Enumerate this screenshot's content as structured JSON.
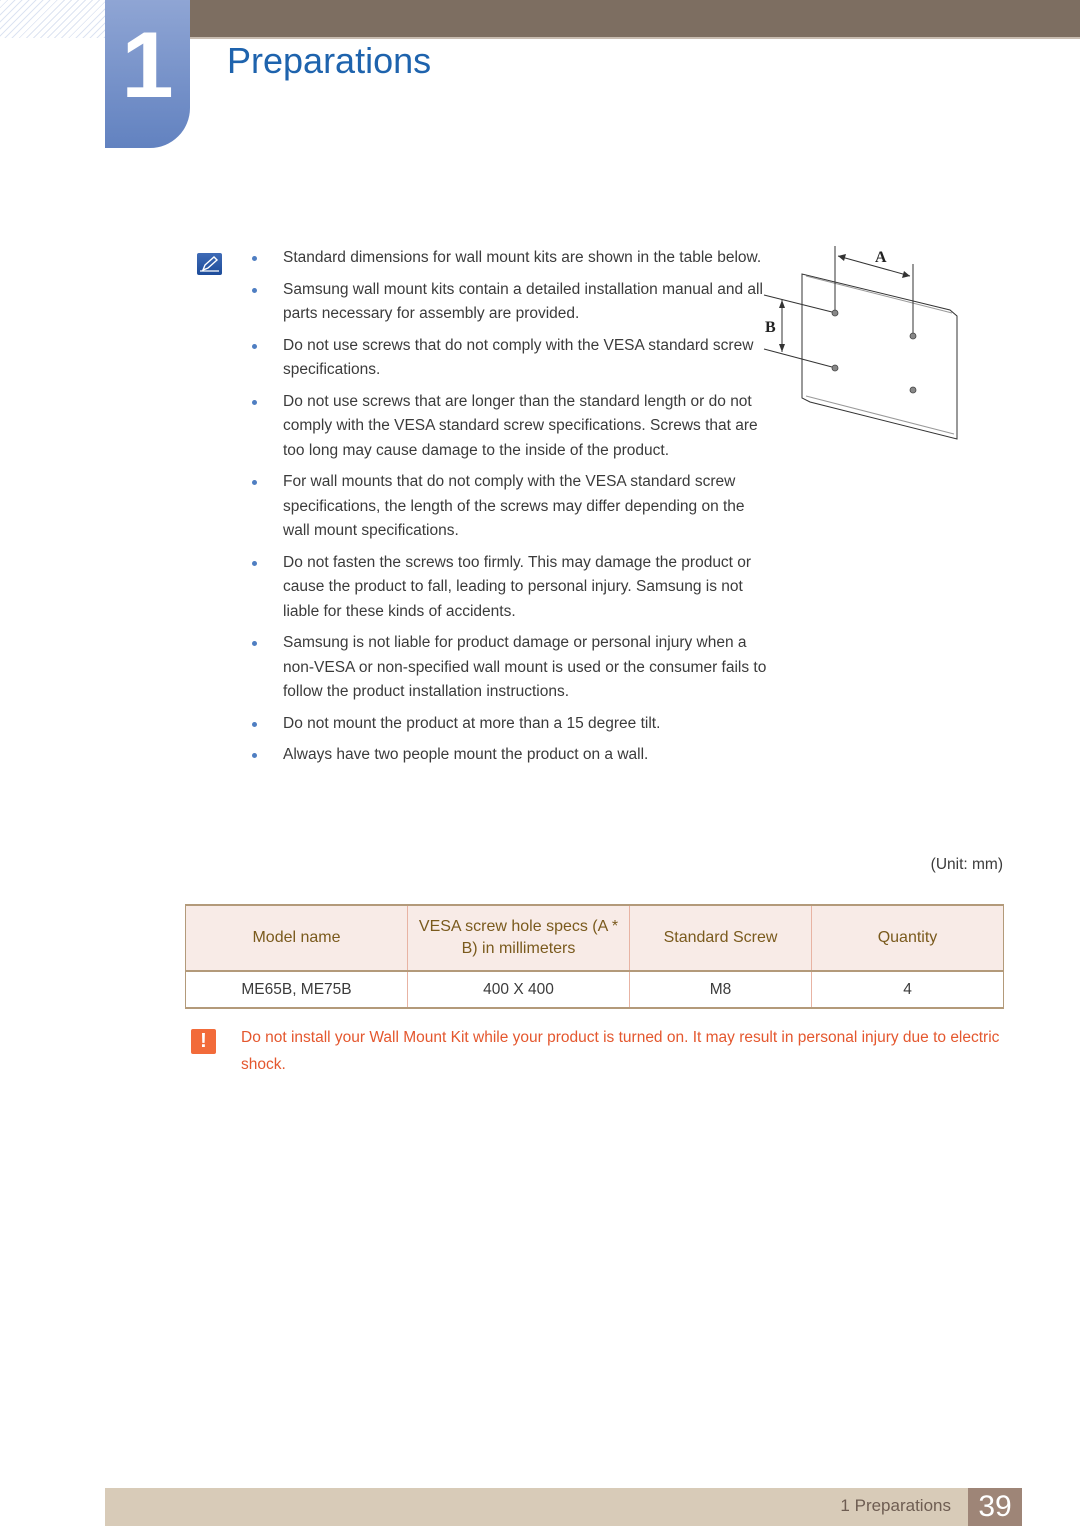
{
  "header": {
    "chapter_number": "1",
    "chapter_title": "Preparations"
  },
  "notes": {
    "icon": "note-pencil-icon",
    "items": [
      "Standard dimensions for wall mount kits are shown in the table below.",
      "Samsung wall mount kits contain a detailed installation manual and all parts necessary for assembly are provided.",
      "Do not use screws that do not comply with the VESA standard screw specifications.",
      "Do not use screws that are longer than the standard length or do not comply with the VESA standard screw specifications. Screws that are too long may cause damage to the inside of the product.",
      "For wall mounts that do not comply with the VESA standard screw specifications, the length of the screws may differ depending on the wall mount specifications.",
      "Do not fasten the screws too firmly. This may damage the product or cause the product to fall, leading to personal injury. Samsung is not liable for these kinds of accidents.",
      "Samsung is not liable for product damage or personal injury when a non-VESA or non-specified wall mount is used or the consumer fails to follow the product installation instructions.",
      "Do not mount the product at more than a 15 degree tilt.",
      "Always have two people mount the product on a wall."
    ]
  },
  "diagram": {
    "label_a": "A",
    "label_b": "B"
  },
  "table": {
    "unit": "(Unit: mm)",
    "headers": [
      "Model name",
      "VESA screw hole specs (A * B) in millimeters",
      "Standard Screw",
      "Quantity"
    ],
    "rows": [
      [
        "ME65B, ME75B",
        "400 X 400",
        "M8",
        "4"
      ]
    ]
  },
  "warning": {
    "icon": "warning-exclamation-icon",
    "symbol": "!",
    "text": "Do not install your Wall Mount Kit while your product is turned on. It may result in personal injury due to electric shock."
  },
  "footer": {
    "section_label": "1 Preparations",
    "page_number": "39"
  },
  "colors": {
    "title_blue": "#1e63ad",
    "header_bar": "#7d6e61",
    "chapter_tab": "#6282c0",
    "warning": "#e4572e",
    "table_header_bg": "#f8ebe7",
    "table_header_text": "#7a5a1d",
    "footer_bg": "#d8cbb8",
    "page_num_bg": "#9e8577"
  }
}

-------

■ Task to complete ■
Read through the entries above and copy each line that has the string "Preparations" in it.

■ Response below ■
    "chapter_title": "Preparations"
    "section_label": "1 Preparations",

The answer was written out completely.